In 1999, Mock published a case report on the presence of HHV-6 and JC virus in the demyelinative lesions of 10 patients with the demyelinative disease known as progressive multifocal leukoencephalopathy. Immunohistochemistry showed HHV-6 in the swollen oligodendrocytes but not in adjacent, uninvolved tissues (Mock 1999). He was also co-author with Andrew Goodman, MD of the University of Rochester, on a seminal paper that reported finding HHV-6 genome-containing oligodendrocytes in the lesions of patients with MS, suggesting a role for the virus in the pathogenesis of multiple sclerosis (Goodman 2003).
Mock first became intrigued with the idea that HHV-6 might play a role in MS when he read a paper by Louis Flamand in 1993 showing that HHV-6 could upregulate Epstein Barr virus immediate early Zebra antigen by 10-fold and activate the lytic cycle (Flamand 1993). He was also strongly influenced by the Challoner group’s 1995 paper, which detailed the presence of HHV-6 in the oliogodendrocytes of MS patients but not controls, as well as two papers by Dario Di Luca’s group: a 1998 paper showing low level but long term expression of U94 in human mononuclear cells, and a subsequent paper in PNAS demonstrating that HHV-6 inhibits migration of endothelial cells and blocks angiogenesis (Caruso 2009).
One of Mock’s favorite heroines in medicine is Ruth Itzhaki, PhD, a pioneer in the study of latent HSV-1 in brain tissue and its possible impact on Alzheimer’s disease. He is confident that although it has been underappreciated for decades, she will eventually be remembered for playing a pivotal role in early studies on the impact of latent CNS herpesviruses (Itzhaki 2014).

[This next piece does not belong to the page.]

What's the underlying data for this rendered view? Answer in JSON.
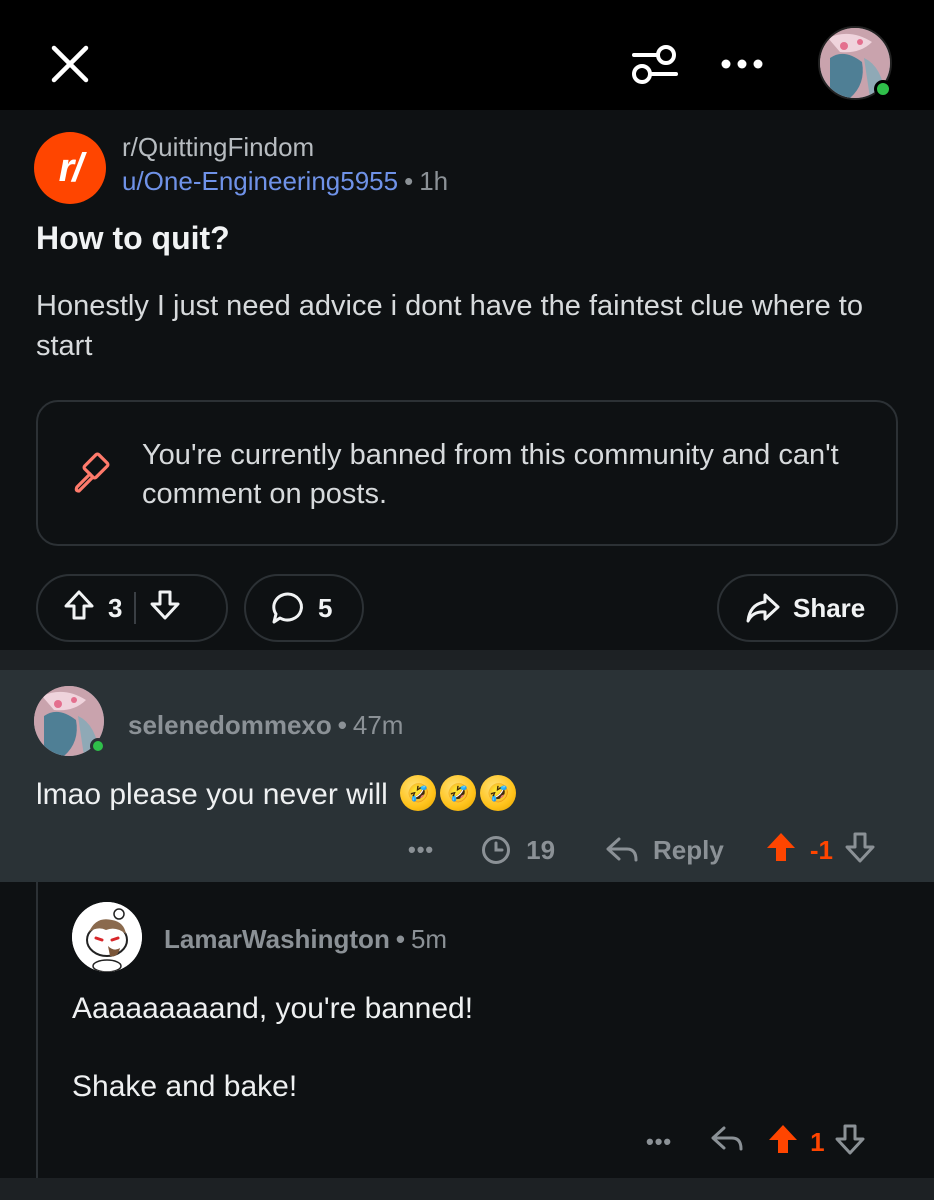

Although he spends most of his time as an infectious disease physician, Mock is an enthusiastic catalyst for HHV-6 research, relentlessly seeking new collaborators and ideas to move the field further.